"""
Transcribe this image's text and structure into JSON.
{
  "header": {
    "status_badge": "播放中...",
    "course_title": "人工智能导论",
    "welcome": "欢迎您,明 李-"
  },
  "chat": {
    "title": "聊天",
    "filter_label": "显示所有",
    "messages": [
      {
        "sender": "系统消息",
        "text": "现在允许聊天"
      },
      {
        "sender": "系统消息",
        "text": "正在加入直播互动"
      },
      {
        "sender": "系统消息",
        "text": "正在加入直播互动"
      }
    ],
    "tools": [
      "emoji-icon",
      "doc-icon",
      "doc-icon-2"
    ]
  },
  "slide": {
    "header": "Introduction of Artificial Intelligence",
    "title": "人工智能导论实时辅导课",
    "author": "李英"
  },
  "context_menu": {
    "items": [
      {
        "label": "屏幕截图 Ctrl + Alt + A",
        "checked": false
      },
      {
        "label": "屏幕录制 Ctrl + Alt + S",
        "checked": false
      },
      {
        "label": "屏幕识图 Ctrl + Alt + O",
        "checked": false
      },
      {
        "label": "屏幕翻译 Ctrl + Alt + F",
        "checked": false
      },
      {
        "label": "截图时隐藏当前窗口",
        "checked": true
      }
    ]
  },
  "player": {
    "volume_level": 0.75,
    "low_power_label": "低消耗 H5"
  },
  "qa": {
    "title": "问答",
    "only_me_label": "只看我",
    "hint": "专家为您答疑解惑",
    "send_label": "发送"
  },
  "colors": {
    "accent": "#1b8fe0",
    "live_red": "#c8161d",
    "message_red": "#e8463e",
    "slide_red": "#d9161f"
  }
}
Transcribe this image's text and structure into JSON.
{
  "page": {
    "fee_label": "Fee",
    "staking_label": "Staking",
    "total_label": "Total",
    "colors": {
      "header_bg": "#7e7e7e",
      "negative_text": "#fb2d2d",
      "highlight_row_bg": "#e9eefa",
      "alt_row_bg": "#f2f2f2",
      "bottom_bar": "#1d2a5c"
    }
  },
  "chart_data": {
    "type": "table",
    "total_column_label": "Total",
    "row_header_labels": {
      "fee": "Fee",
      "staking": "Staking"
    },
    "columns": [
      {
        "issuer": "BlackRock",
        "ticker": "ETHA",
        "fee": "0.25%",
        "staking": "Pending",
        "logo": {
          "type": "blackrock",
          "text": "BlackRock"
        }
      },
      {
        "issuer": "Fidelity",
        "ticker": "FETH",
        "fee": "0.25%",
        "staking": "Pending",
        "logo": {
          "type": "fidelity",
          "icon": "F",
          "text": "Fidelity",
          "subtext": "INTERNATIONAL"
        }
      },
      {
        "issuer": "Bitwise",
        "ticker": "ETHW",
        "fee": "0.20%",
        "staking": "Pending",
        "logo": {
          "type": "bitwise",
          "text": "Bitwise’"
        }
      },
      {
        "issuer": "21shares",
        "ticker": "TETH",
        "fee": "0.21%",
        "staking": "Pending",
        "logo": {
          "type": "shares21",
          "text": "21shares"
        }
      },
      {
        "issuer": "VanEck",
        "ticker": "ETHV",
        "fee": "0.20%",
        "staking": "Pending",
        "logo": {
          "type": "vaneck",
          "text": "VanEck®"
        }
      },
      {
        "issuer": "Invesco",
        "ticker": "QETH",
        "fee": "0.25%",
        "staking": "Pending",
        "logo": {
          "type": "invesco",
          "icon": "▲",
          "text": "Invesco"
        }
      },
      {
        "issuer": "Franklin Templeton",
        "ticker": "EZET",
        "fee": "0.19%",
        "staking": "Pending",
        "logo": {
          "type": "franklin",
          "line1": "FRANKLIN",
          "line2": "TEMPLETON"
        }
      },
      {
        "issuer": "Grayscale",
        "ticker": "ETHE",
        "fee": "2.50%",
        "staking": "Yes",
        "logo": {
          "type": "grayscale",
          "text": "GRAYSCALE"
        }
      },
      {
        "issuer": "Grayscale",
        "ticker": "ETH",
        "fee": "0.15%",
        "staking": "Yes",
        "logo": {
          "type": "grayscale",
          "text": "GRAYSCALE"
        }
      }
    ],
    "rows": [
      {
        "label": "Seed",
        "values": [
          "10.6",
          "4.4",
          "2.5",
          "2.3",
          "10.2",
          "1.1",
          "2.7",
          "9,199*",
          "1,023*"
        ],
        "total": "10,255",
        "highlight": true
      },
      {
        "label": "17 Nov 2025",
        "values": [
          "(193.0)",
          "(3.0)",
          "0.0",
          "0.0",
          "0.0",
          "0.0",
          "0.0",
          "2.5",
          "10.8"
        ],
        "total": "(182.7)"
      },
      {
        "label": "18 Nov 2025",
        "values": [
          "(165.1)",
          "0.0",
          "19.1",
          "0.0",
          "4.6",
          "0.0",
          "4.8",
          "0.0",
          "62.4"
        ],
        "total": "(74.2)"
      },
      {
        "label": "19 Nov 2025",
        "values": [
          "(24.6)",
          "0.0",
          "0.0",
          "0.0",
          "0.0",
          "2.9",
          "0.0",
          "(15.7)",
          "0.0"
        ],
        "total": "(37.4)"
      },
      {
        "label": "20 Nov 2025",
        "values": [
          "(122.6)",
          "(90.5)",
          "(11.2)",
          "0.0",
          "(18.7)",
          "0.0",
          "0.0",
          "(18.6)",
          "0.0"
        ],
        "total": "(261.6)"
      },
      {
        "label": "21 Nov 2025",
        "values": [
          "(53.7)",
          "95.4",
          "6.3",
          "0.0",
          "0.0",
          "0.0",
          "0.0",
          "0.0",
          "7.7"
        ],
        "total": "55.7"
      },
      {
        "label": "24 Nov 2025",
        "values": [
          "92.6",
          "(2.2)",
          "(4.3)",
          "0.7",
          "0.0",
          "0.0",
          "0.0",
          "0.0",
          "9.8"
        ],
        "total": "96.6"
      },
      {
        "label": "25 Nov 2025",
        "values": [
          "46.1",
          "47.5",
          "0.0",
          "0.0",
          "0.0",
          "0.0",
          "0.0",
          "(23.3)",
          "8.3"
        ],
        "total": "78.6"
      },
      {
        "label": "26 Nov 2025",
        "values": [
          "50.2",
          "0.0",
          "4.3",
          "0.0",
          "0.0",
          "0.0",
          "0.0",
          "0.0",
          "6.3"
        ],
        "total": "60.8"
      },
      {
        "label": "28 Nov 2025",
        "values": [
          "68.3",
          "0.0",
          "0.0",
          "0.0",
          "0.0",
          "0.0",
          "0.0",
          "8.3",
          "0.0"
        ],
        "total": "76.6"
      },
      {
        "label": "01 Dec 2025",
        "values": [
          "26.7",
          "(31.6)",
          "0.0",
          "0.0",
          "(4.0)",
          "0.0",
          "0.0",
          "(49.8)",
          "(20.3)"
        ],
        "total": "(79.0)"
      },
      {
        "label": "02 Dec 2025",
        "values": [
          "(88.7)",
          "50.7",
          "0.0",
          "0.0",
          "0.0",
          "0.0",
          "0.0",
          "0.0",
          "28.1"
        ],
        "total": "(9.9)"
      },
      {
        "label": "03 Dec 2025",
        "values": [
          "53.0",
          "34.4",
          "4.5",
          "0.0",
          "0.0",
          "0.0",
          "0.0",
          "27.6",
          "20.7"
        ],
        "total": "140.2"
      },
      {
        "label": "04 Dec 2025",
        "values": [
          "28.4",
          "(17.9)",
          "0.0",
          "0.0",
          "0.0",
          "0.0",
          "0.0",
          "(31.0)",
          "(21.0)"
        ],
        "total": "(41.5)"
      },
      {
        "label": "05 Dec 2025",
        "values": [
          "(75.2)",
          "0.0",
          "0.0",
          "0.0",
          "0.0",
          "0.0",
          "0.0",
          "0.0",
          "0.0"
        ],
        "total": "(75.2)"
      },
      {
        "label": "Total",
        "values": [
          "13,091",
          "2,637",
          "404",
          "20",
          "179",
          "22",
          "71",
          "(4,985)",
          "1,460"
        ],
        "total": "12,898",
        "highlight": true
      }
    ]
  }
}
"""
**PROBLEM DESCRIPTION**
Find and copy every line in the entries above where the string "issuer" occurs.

**EXERCISE RESULT**
        "issuer": "BlackRock",
        "issuer": "Fidelity",
        "issuer": "Bitwise",
        "issuer": "21shares",
        "issuer": "VanEck",
        "issuer": "Invesco",
        "issuer": "Franklin Templeton",
        "issuer": "Grayscale",
        "issuer": "Grayscale",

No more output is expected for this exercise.